Nine years after the earthquakes forced residents in one of the city's oldest neighbourhoods to abandon their homes, new life has been breathed in to the area.
The redevelopment includes a $2 million promenade included a walking and cycling track with new lighting, boardwalks along the Avon River and a kayak launching ramp.
Long-time resident Cilla Clements managed to stay in her home, but said she had seen two-thirds of her neighbours leave.
"I saw this video about a volcano in Hawaii and this husband and wife stood there and said, under that lava is our home. I understand now. It's when all of a sudden you actually think to yourself 'you know what, I may not be able to live here' that you suddenly realise where home is."
Those forced to move still visited the area, she said.
"One of the ways of helping them heal is being able to actually come back and visit where they used to be. We're sitting here, here's the river. We're here in an environment that is healing."
Steve Muir raised four children in the area right through the disruption of the earthquakes and said the past few years had been tough.
"Just the big transition, so, lots of people moving away and feeling like suddenly 'you know, all the people I used to connect with are not there anymore', so having to make new connections has been hard.
"Just the whole sort of concern over you know, are we going to get demolished or what's happening, the stress of rebuilding, having to move out while the house gets repaired."
The pathway represented the end of work redeveloping the banks of the Avon River where it meanders through the central city.
Muir said this would make the Avon Loop section the gateway to the central city for walkers and cyclists.
"Having spaces like this where people can come and mingle and build that sense of community, I think it's really essential for a healthy functioning city. So this is going to be a fantastic part of that and I can see, you know, hundreds of people coming here every day to use the boat ramp and feed the ducks and just stroll around and enjoy the area."
Clements was part of a group that saved dozens of daffodil bulbs on the riverbank when the landscaping of the area began late last year.
These were originally planted by former resident Ross Edgar and would be replanted, ready to brighten the area when spring arrived again.
"He was what we would probably call a guerrilla gardener. He passed away at the end of that year of the earthquakes. So we wanted to remember his contribution to this area. So it was important to us that was retained."

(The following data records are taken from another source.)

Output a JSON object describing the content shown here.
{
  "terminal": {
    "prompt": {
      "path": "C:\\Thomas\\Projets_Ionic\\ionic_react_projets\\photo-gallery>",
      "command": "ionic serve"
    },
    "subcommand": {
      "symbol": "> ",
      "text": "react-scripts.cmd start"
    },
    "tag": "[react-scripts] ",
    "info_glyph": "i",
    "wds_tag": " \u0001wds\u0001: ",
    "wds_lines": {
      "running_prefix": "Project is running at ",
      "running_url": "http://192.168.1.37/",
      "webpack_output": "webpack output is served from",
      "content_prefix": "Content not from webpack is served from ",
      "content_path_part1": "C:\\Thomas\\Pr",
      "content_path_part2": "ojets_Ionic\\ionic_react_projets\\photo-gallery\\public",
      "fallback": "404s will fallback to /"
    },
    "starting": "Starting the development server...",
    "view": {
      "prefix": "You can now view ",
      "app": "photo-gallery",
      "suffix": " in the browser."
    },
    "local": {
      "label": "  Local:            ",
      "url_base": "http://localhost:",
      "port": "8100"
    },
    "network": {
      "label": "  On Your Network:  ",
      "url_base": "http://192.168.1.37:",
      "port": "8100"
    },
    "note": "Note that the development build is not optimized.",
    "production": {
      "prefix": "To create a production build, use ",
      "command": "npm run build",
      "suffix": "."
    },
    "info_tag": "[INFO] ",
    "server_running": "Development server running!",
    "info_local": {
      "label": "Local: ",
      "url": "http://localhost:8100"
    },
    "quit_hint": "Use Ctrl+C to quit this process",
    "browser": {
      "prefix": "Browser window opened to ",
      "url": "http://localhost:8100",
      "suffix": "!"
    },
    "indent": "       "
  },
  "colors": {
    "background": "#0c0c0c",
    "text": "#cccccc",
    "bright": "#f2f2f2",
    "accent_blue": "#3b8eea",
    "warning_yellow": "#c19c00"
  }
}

There's been no decision yet about what happens to the land the red-zoned homes used to sit on.
Another long-time resident, Sandra Gover, would like to see an orchard planted.
"Already there's an urban foraging site, which shows you where the key trees are, fruit trees and that sort of thing. And that's one of the things that draws former residents back is they know that in this garden there was a beautiful fig tree and they can find it."
Work in the loop had not finished yet however, with rebuild agency Ōtākaro planned to plant 17,000 trees and plants along the pathway this winter as Christchurch continues to heal the wounds left by the earthquakes.